What is that? RPG spending on the struggle to survive in a space station city.
Expect to pay: $20/£15
Release date: out now
Developer: Jump over age
Editor: Travel companion
Reviewed on: Windows 10, Ryzen 9 5900X, 32GB RAM, RTX 3080
Link: Official site
Citizen Sleeper is like Blade Runner, but you’re a replicant. A synthetic being who escaped from the corporation that built you, you hide in a space station turned rogue state, home to revolutionaries, refugees, and a gang of pirates. While you worry about whether you will be chased down and shot dramatically in the back, you also worry about your day-to-day survival.
Citizen Sleeper is great for encouraging you to get into a routine. Where in Cyberpunk 2077 I only went to bed if I tried to trigger a side quest, here I experienced a daily cycle that included sleeping, eating, working, and feeding a stray cat. Some of them were mechanically necessary, and some were pure roleplaying.

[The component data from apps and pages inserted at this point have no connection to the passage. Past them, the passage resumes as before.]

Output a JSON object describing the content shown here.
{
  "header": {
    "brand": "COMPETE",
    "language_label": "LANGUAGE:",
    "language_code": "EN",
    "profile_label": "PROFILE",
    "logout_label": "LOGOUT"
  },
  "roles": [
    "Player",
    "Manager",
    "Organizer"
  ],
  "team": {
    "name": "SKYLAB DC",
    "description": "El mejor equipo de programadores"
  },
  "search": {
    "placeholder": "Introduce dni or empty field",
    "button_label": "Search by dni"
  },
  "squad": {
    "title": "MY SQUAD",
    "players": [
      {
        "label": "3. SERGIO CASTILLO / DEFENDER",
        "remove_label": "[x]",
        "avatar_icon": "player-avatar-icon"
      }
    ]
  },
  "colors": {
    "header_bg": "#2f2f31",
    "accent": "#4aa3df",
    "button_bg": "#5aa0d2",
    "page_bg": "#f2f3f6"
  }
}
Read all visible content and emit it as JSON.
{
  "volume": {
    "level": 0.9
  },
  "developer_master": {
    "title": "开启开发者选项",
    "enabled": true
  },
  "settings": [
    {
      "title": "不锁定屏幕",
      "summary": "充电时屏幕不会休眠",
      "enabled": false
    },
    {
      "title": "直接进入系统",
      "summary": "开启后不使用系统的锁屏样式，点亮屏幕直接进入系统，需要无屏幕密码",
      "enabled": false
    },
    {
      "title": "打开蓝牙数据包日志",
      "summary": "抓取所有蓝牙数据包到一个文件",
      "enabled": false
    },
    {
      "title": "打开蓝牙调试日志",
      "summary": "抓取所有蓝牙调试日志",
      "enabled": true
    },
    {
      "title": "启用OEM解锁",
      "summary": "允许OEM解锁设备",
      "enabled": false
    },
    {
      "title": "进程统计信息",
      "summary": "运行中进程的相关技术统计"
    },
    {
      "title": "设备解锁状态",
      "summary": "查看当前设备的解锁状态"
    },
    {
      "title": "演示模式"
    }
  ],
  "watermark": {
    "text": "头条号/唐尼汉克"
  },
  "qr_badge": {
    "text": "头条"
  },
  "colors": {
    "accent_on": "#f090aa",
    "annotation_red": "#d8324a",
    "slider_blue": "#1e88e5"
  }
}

Each morning your synthflesh body wakes up and a pool of dice are rolled, each of which can be used to perform an action. The higher the number, the better you will do. I could spend a 6 on a job where I help a local mechanic clear a ship’s tangled solar sails, but I haven’t gotten anything higher than a 4, so I’ll probably do a poor job by cleaning up the overgrown section of the greenway where I want to create a mushroom farm.
The lower numbers are not useless, because there is another side of the station. In the data cloud, where your consciousness floats safe from synthmeat that needs to eat and sleep, you hack systems by spending dice – only here it’s about matching numbers rather than dice. to have high ones. I can spend a 1 seeing what this Yatagan gang agent is doing, or I can get out of the data cloud and spend it working a shift at the noodle restaurant, where even if I’m doing a bad job at least I’m going to be allowed to eat some noodles and recover some energy.
So that’s not all Blade Runner. Citizen Sleeper ended up reminding me of Planets, the series about blue-collar workers picking up trash in space. Like Planetes, Citizen Sleeper focuses on ordinary people. Exploring each section of the station introduces new characters, who are depicted in expressive anime portraits superimposed on the station, alongside which text blocks tell their stories with moments of choice and consequence interaction .
Characters include a botanist studying the strange mushroom that grows wild on the station, a bar owner who wants to renovate, a shipyard worker trying to leave the station to find a better life for his daughter, and a mercenary whose “shipmind” has been stolen. You never know who will be worth being friends with. Some might abandon you, waste your time, or betray you. Who do you trust?
Their stories unfold over time. The UI tells you how many cycles until the next chapter starts, so in the meantime you go back to work at the bar or the farm stacks, explore the Rotunda or the Hub, and try not to crash. Thanks to the company that planned your obsolescence, you have a steadily declining condition stat. As you go, you get fewer dice to spend. Like a cell phone or a light bulb, you are not made to last. The stabilizer you need to fulfill your condition is expensive and hard to find.
More pressure is provided by hunters. The company or its freelancers will find you eventually, and every hack you perform gives the beastly AI that patrols the station’s cyberspace another whiff of your scent. Eventually a judgment will come.
As Citizen Sleeper progresses, you improve the operation of its systems and find solutions to these problems. I’ve made money playing a game called tavla at the Tambour Tearoom – like in many RPGs, gambling is the best way to get rich – and I’ve set up my mushroom farm nicely. I even left the shipping container I slept in.
I started to feel like I was breaking the streak of Citizen Sleeper when I found storylines that I was clearly destined to discover earlier, which would assume that I didn’t have certain items or that I didn’t. hadn’t been to some places. Even before this happened, I had a quest to build something before I needed it, stole shipments that never appeared in my inventory, and an Upgrades Available message persisted after I spent all my points of upgrade.
A few typos and punctuation errors mark the text, although the writing itself is excellent. All this focus on the mundane, cleaning and surviving, makes the occasional glimpse of something deep feel powerful – perhaps a poetic description of the data cloud of flowing cyberspace and the impossible entities that live there, or of the endless physical space in which the station revolves, and the little individuals who find hope there.
Citizen Sleeper has multiple endings, some of which allow you to continue playing to find others. By the time I was done I hadn’t seen any burning attack ships on Orion’s shoulder or C-beams glowing in the dark, but I had released an AI from a vending machine , thwarted a few corporate stratagems to gain a foothold in the station, and renovated a bar. I didn’t want to leave and reached the credits three times finding multiple endings in one playthrough.
This is the best recommendation I can give to Citizen Sleeper: it allowed me to build a life that I wanted to continue to live. When I go, who will harvest the mushrooms? Who’s going to feed this stray cat?